═════ AVAILABLE DATA ═════
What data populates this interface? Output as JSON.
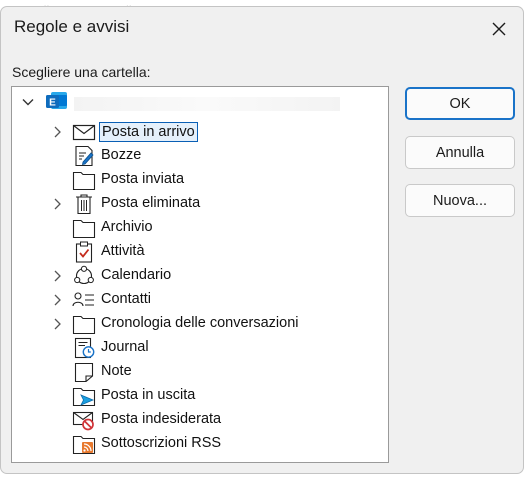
{
  "dialog": {
    "title": "Regole e avvisi",
    "prompt": "Scegliere una cartella:"
  },
  "buttons": {
    "ok": "OK",
    "cancel": "Annulla",
    "new": "Nuova..."
  },
  "tree": {
    "root_icon": "outlook-exchange-icon",
    "folders": [
      {
        "label": "Posta in arrivo",
        "icon": "inbox-envelope-icon",
        "expandable": true,
        "selected": true
      },
      {
        "label": "Bozze",
        "icon": "drafts-pencil-icon",
        "expandable": false
      },
      {
        "label": "Posta inviata",
        "icon": "folder-icon",
        "expandable": false
      },
      {
        "label": "Posta eliminata",
        "icon": "trash-icon",
        "expandable": true
      },
      {
        "label": "Archivio",
        "icon": "folder-icon",
        "expandable": false
      },
      {
        "label": "Attività",
        "icon": "tasks-clipboard-icon",
        "expandable": false
      },
      {
        "label": "Calendario",
        "icon": "calendar-people-icon",
        "expandable": true
      },
      {
        "label": "Contatti",
        "icon": "contacts-icon",
        "expandable": true
      },
      {
        "label": "Cronologia delle conversazioni",
        "icon": "folder-icon",
        "expandable": true
      },
      {
        "label": "Journal",
        "icon": "journal-clock-icon",
        "expandable": false
      },
      {
        "label": "Note",
        "icon": "note-icon",
        "expandable": false
      },
      {
        "label": "Posta in uscita",
        "icon": "outbox-arrow-icon",
        "expandable": false
      },
      {
        "label": "Posta indesiderata",
        "icon": "junk-mail-icon",
        "expandable": false
      },
      {
        "label": "Sottoscrizioni RSS",
        "icon": "rss-folder-icon",
        "expandable": false
      }
    ]
  },
  "colors": {
    "accent": "#1a73c8",
    "selection_border": "#0a5fb5",
    "outlook_blue": "#0f6cbd",
    "rss_orange": "#e8792e",
    "junk_red": "#d13438",
    "task_red": "#c42b1c"
  }
}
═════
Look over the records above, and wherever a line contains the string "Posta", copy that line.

        "label": "Posta in arrivo",
        "label": "Posta inviata",
        "label": "Posta eliminata",
        "label": "Posta in uscita",
        "label": "Posta indesiderata",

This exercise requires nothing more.